The hike from Ghorepani to the Poonhill summit is an easy one hour jaunt up a stone walkway, and there is something about it that brings out the inner Edmund Hillary in many a hiker. In a repeat of Thorong Phedi, dozens of our fellow trekking comrades awoke us at 3:00 the following morning by slamming their fists into the walls of the guesthouse hallway and yelling to nobody in particular about how psyched they were to bag this summit. I whimpered softly, mumbled a string of incoherent, half-asleep profanities into my pillow and tried to reverse my unsolicited departure from the candy cane dreamland I’d just left behind. Two hours later we forcefully removed our zombie-like bodies from our beds and walked out into the darkness.
It was pitch black on the way up to the summit, we could trace the line of headlamps up the stone staircase before us all the way to the summit. We emerged at the top a half an hour before sunrise and found a comfortable place to watch, taking note of those poor uncomfortable bastards who’d so explosively departed at three in the morning, only to sit up here in the freezing cold darkness for two extra hours.
As people gathered around the summit we reconnected with friends we’d made along the trek: four Canadians we’d met near Marpha, and had come to refer to as Team Canada; Lance from Nebraska, who had quit his job, built himself a house, and then didn’t know what to do with himself so he flew to Nepal; Andriy and Olga, charming Ukranian photographers we’d met in Thorong Phedi while preparing for our shot at the pass; and our ever-interesting, always-smiling, wild mushroom scavenging friends from Portland, Jake and Kendra.
On the day that we crossed the Mexican border at the very onset of our around the world drive, I spoke of sunsets. On that day, and perhaps it was made more beautiful because we were drunk with joy, the sky had exploded into flames like a cheap polyester suit. On this morning at Poonhill it happened again, only in the form of a sunrise. The sky slowly transformed from black to deep blue, the horizon began to glow, and then in slow motion Annapurna, Machhapuchhre, Dhaulagiri, and the rest of the Annapurna range was set alight by crisp sphere of yellow rising from the eastern horizon.
It was the perfect end to the trek. We retreated to the guesthouse for breakfast, and then descended the untold millions of stone steps down the far side of the mile-high ridge. We grabbed a local bus back to Pokhara, arriving after dark, and then hailed a taxi for the final 10 kilometers back to our campground where Nacho awaited. It is needless to say that after nearly three weeks of high altitude trekking, we slept like rocks. When at long last we awoke the following morning, we found ourselves camped next to a pond in the middle of a golden field of rice.
The Annapurna Circuit Trek
- Total days: 18
- Nights camped in our own tent: 2
- Distance trekked: 146 miles (234km)
- Highest elevation: 17,769 feet (5,416m)

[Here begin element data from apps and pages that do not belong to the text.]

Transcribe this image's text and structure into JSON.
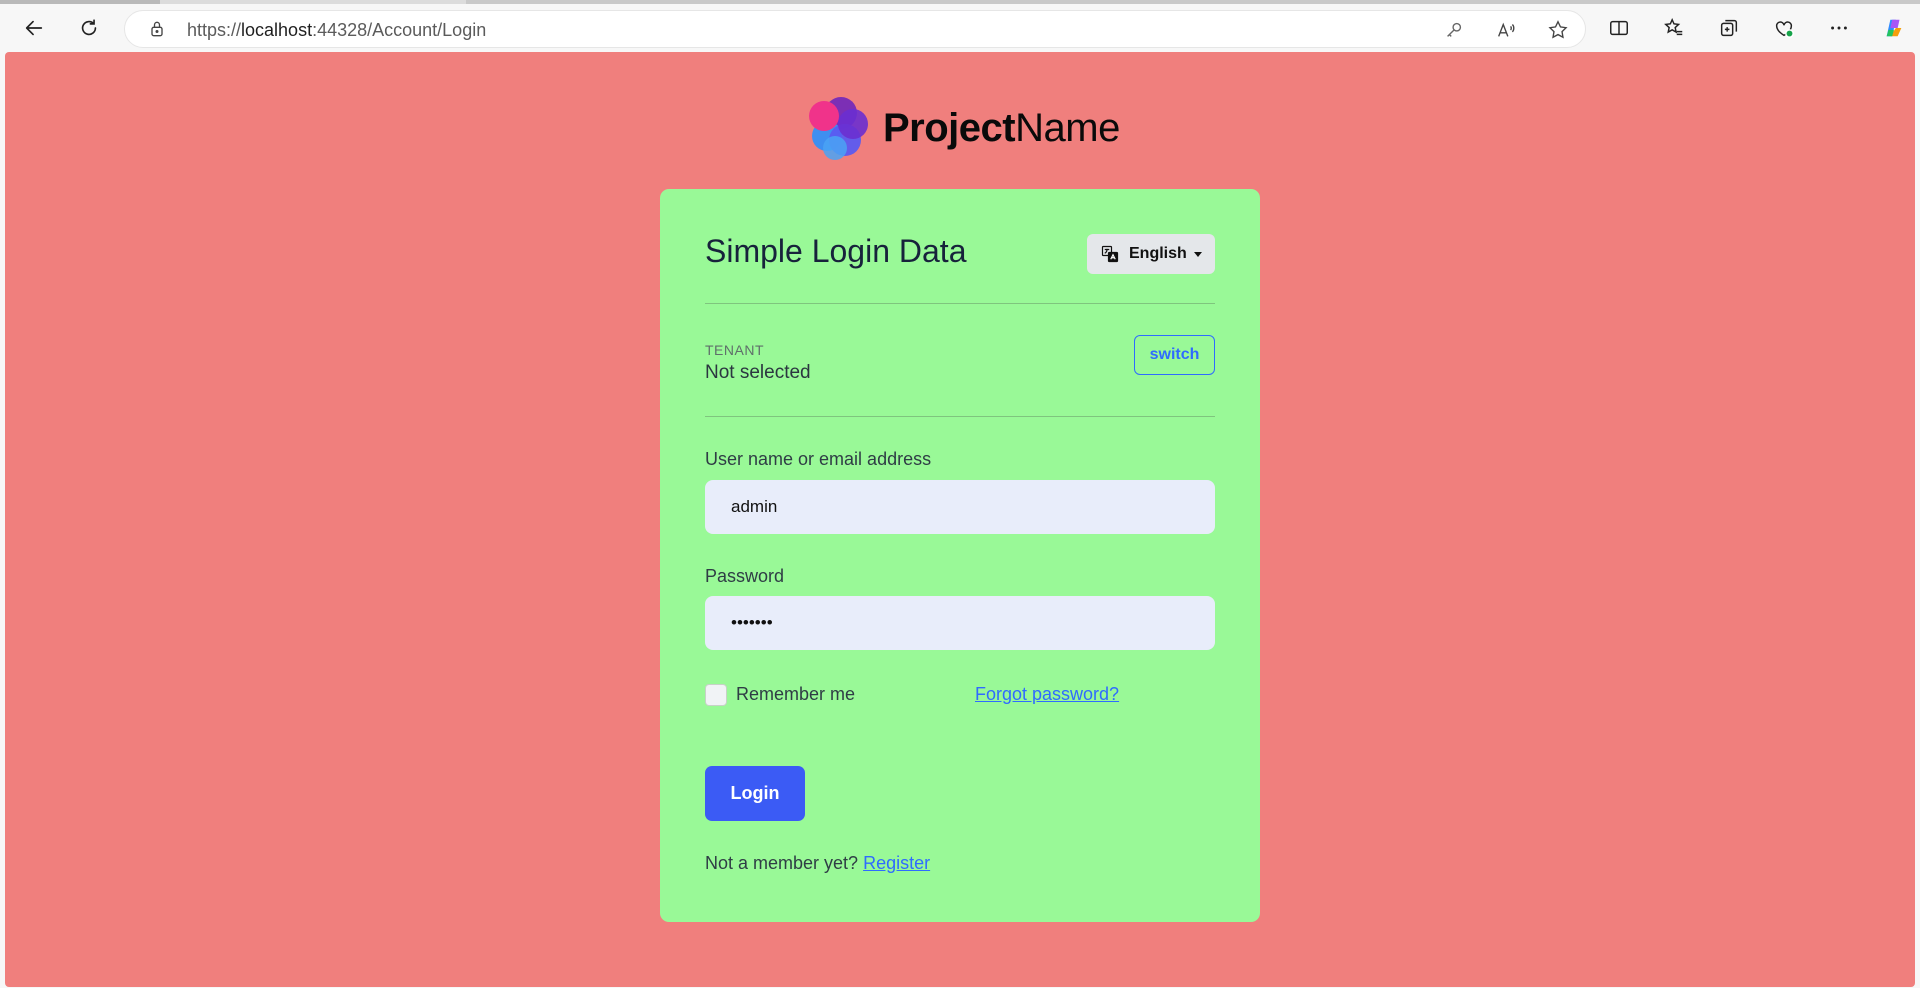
{
  "browser": {
    "url_prefix": "https://",
    "url_host": "localhost",
    "url_rest": ":44328/Account/Login",
    "icons": [
      "back-icon",
      "refresh-icon",
      "lock-icon",
      "key-icon",
      "read-aloud-icon",
      "favorite-star-icon",
      "split-screen-icon",
      "favorites-icon",
      "collections-icon",
      "browser-essentials-icon",
      "more-icon",
      "copilot-icon"
    ]
  },
  "brand": {
    "name_bold": "Project",
    "name_regular": "Name"
  },
  "card": {
    "title": "Simple Login Data",
    "language_button": "English",
    "tenant_caption": "TENANT",
    "tenant_value": "Not selected",
    "switch_button": "switch",
    "username_label": "User name or email address",
    "username_value": "admin",
    "password_label": "Password",
    "password_value": "•••••••",
    "remember_label": "Remember me",
    "forgot_link": "Forgot password?",
    "login_button": "Login",
    "not_member_text": "Not a member yet?",
    "register_link": "Register"
  },
  "colors": {
    "page_background": "#f07f7d",
    "card_background": "#99f997",
    "primary": "#3b5bf5",
    "link": "#2f6bff",
    "input_background": "#e8edfa"
  }
}
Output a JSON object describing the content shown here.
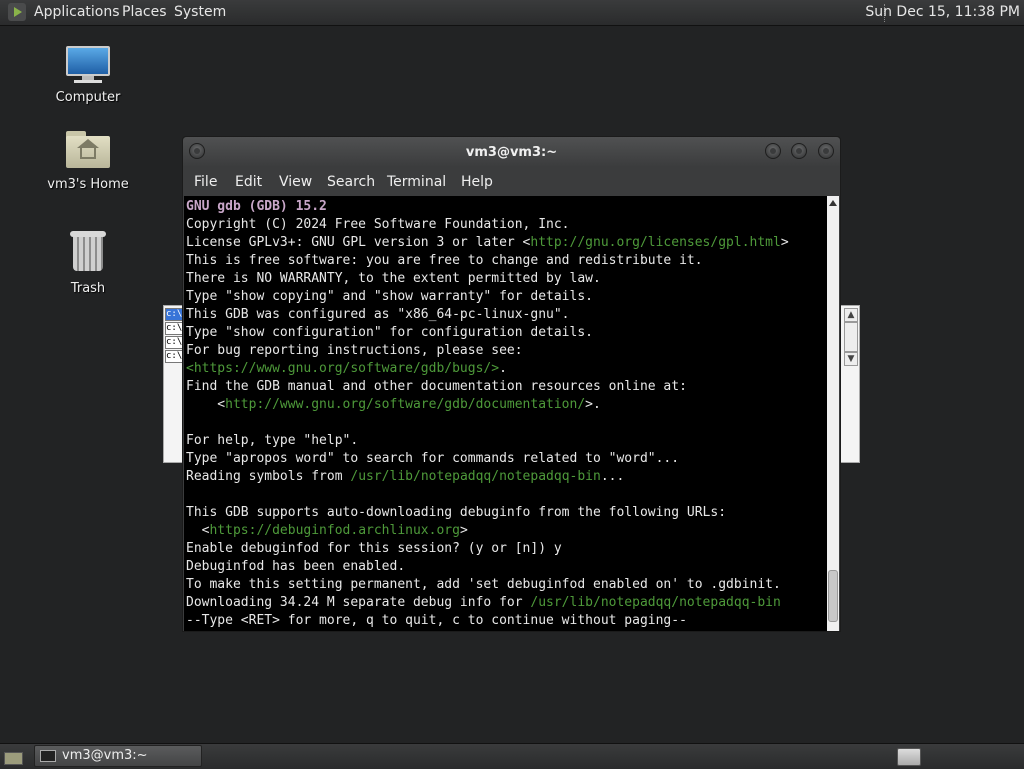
{
  "top_panel": {
    "applications": "Applications",
    "places": "Places",
    "system": "System",
    "clock": "Sun Dec 15, 11:38 PM"
  },
  "desktop": {
    "icons": [
      {
        "label": "Computer",
        "icon": "computer-icon"
      },
      {
        "label": "vm3's Home",
        "icon": "home-folder-icon"
      },
      {
        "label": "Trash",
        "icon": "trash-icon"
      }
    ]
  },
  "background_window": {
    "lines": [
      "c:\\",
      "c:\\",
      "c:\\",
      "c:\\"
    ]
  },
  "terminal": {
    "title": "vm3@vm3:~",
    "menu": [
      "File",
      "Edit",
      "View",
      "Search",
      "Terminal",
      "Help"
    ],
    "output": {
      "header": "GNU gdb (GDB) 15.2",
      "copyright": "Copyright (C) 2024 Free Software Foundation, Inc.",
      "license_prefix": "License GPLv3+: GNU GPL version 3 or later <",
      "license_url": "http://gnu.org/licenses/gpl.html",
      "license_suffix": ">",
      "free_software": "This is free software: you are free to change and redistribute it.",
      "no_warranty": "There is NO WARRANTY, to the extent permitted by law.",
      "show_copying": "Type \"show copying\" and \"show warranty\" for details.",
      "configured": "This GDB was configured as \"x86_64-pc-linux-gnu\".",
      "show_config": "Type \"show configuration\" for configuration details.",
      "bug_reporting": "For bug reporting instructions, please see:",
      "bugs_url": "<https://www.gnu.org/software/gdb/bugs/>",
      "bugs_suffix": ".",
      "manual": "Find the GDB manual and other documentation resources online at:",
      "doc_prefix": "    <",
      "doc_url": "http://www.gnu.org/software/gdb/documentation/",
      "doc_suffix": ">.",
      "help": "For help, type \"help\".",
      "apropos": "Type \"apropos word\" to search for commands related to \"word\"...",
      "reading_prefix": "Reading symbols from ",
      "reading_path": "/usr/lib/notepadqq/notepadqq-bin",
      "reading_suffix": "...",
      "debuginfod_supports": "This GDB supports auto-downloading debuginfo from the following URLs:",
      "debuginfod_prefix": "  <",
      "debuginfod_url": "https://debuginfod.archlinux.org",
      "debuginfod_suffix": ">",
      "enable_prompt": "Enable debuginfod for this session? (y or [n]) y",
      "enabled": "Debuginfod has been enabled.",
      "permanent": "To make this setting permanent, add 'set debuginfod enabled on' to .gdbinit.",
      "downloading_prefix": "Downloading 34.24 M separate debug info for ",
      "downloading_path": "/usr/lib/notepadqq/notepadqq-bin",
      "paging": "--Type <RET> for more, q to quit, c to continue without paging--"
    }
  },
  "bottom_panel": {
    "task_label": "vm3@vm3:~"
  }
}
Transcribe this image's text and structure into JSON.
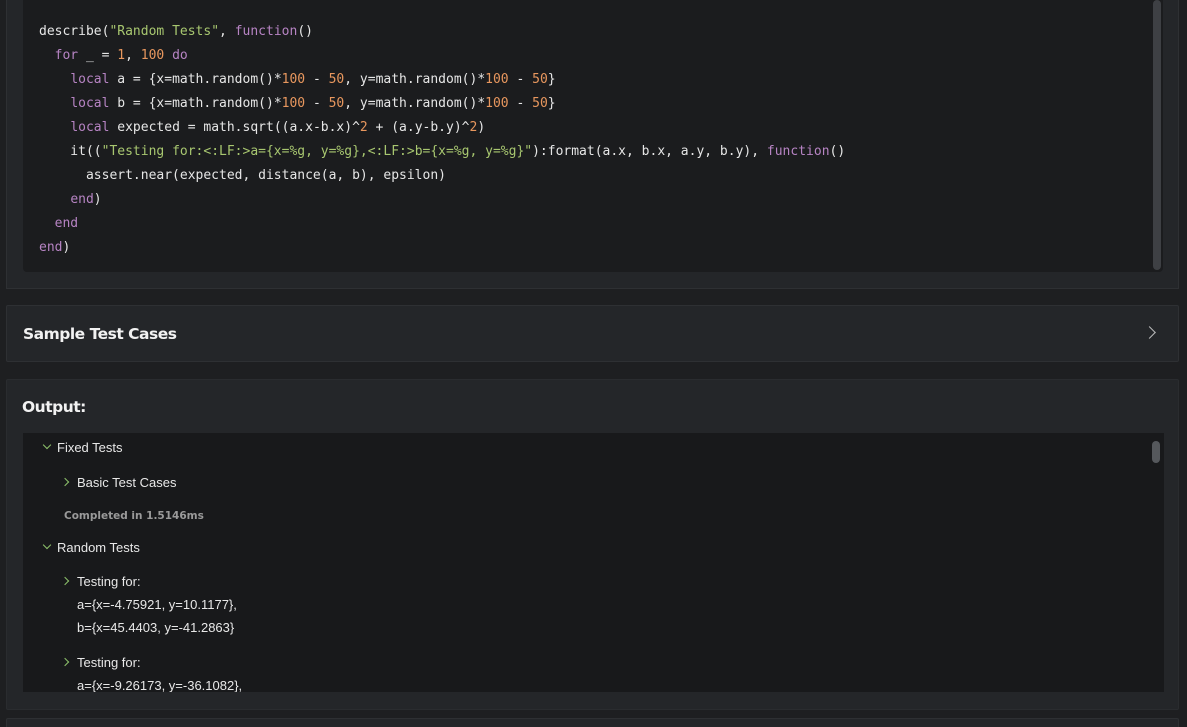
{
  "code": {
    "lines": [
      [
        {
          "t": "describe(",
          "c": "id"
        },
        {
          "t": "\"Random Tests\"",
          "c": "str"
        },
        {
          "t": ", ",
          "c": "id"
        },
        {
          "t": "function",
          "c": "kw"
        },
        {
          "t": "()",
          "c": "id"
        }
      ],
      [
        {
          "t": "  ",
          "c": "id"
        },
        {
          "t": "for",
          "c": "kw"
        },
        {
          "t": " _ = ",
          "c": "id"
        },
        {
          "t": "1",
          "c": "num"
        },
        {
          "t": ", ",
          "c": "id"
        },
        {
          "t": "100",
          "c": "num"
        },
        {
          "t": " ",
          "c": "id"
        },
        {
          "t": "do",
          "c": "kw"
        }
      ],
      [
        {
          "t": "    ",
          "c": "id"
        },
        {
          "t": "local",
          "c": "kw"
        },
        {
          "t": " a = {x=math.random()*",
          "c": "id"
        },
        {
          "t": "100",
          "c": "num"
        },
        {
          "t": " - ",
          "c": "id"
        },
        {
          "t": "50",
          "c": "num"
        },
        {
          "t": ", y=math.random()*",
          "c": "id"
        },
        {
          "t": "100",
          "c": "num"
        },
        {
          "t": " - ",
          "c": "id"
        },
        {
          "t": "50",
          "c": "num"
        },
        {
          "t": "}",
          "c": "id"
        }
      ],
      [
        {
          "t": "    ",
          "c": "id"
        },
        {
          "t": "local",
          "c": "kw"
        },
        {
          "t": " b = {x=math.random()*",
          "c": "id"
        },
        {
          "t": "100",
          "c": "num"
        },
        {
          "t": " - ",
          "c": "id"
        },
        {
          "t": "50",
          "c": "num"
        },
        {
          "t": ", y=math.random()*",
          "c": "id"
        },
        {
          "t": "100",
          "c": "num"
        },
        {
          "t": " - ",
          "c": "id"
        },
        {
          "t": "50",
          "c": "num"
        },
        {
          "t": "}",
          "c": "id"
        }
      ],
      [
        {
          "t": "    ",
          "c": "id"
        },
        {
          "t": "local",
          "c": "kw"
        },
        {
          "t": " expected = math.sqrt((a.x-b.x)^",
          "c": "id"
        },
        {
          "t": "2",
          "c": "num"
        },
        {
          "t": " + (a.y-b.y)^",
          "c": "id"
        },
        {
          "t": "2",
          "c": "num"
        },
        {
          "t": ")",
          "c": "id"
        }
      ],
      [
        {
          "t": "    it((",
          "c": "id"
        },
        {
          "t": "\"Testing for:<:LF:>a={x=%g, y=%g},<:LF:>b={x=%g, y=%g}\"",
          "c": "str"
        },
        {
          "t": "):format(a.x, b.x, a.y, b.y), ",
          "c": "id"
        },
        {
          "t": "function",
          "c": "kw"
        },
        {
          "t": "()",
          "c": "id"
        }
      ],
      [
        {
          "t": "      assert.near(expected, distance(a, b), epsilon)",
          "c": "id"
        }
      ],
      [
        {
          "t": "    ",
          "c": "id"
        },
        {
          "t": "end",
          "c": "kw"
        },
        {
          "t": ")",
          "c": "id"
        }
      ],
      [
        {
          "t": "  ",
          "c": "id"
        },
        {
          "t": "end",
          "c": "kw"
        }
      ],
      [
        {
          "t": "end",
          "c": "kw"
        },
        {
          "t": ")",
          "c": "id"
        }
      ]
    ]
  },
  "sample": {
    "title": "Sample Test Cases"
  },
  "output": {
    "title": "Output:",
    "fixed_tests": "Fixed Tests",
    "basic_test_cases": "Basic Test Cases",
    "completed": "Completed in 1.5146ms",
    "random_tests": "Random Tests",
    "test1": {
      "label": "Testing for:",
      "a": "a={x=-4.75921, y=10.1177},",
      "b": "b={x=45.4403, y=-41.2863}"
    },
    "test2": {
      "label": "Testing for:",
      "a": "a={x=-9.26173, y=-36.1082},"
    }
  },
  "colors": {
    "keyword": "#b784c4",
    "string": "#a8c770",
    "number": "#e8975e",
    "chevron": "#8dc26b"
  }
}
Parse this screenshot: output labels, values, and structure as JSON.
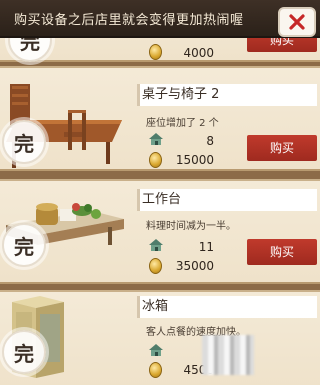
{
  "header": {
    "title": "购买设备之后店里就会变得更加热闹喔"
  },
  "close_icon": "close-x-icon",
  "badge_text": "完",
  "items": [
    {
      "name": "",
      "description": "",
      "stat": "",
      "price": "4000",
      "buy_label": "购买"
    },
    {
      "name": "桌子与椅子 2",
      "description": "座位增加了 2 个",
      "stat": "8",
      "price": "15000",
      "buy_label": "购买"
    },
    {
      "name": "工作台",
      "description": "料理时间减为一半。",
      "stat": "11",
      "price": "35000",
      "buy_label": "购买"
    },
    {
      "name": "冰箱",
      "description": "客人点餐的速度加快。",
      "stat": "",
      "price": "4500",
      "buy_label": ""
    }
  ],
  "colors": {
    "header_bg": "#2b2119",
    "buy_button": "#a52f22",
    "item_bg": "#f2e7d2",
    "close_x": "#c62828"
  }
}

- What we brought but shouldn’t have: Tent and camping equipment (Sheena says, “I told you so.”)
- What we didn’t bring but should have: Trekking poles
- Equipment notes: Steripen would have been preferable to pump water filter.
- Equipment winners: Garmin Fenix GPS watch, GSI collapsible water bottles
- Equipment losers: Neon gaiters, SPOT Tracker. Just kidding, I threw the SPOT Tracker in the garbage after it caused that minor international missing persons incident.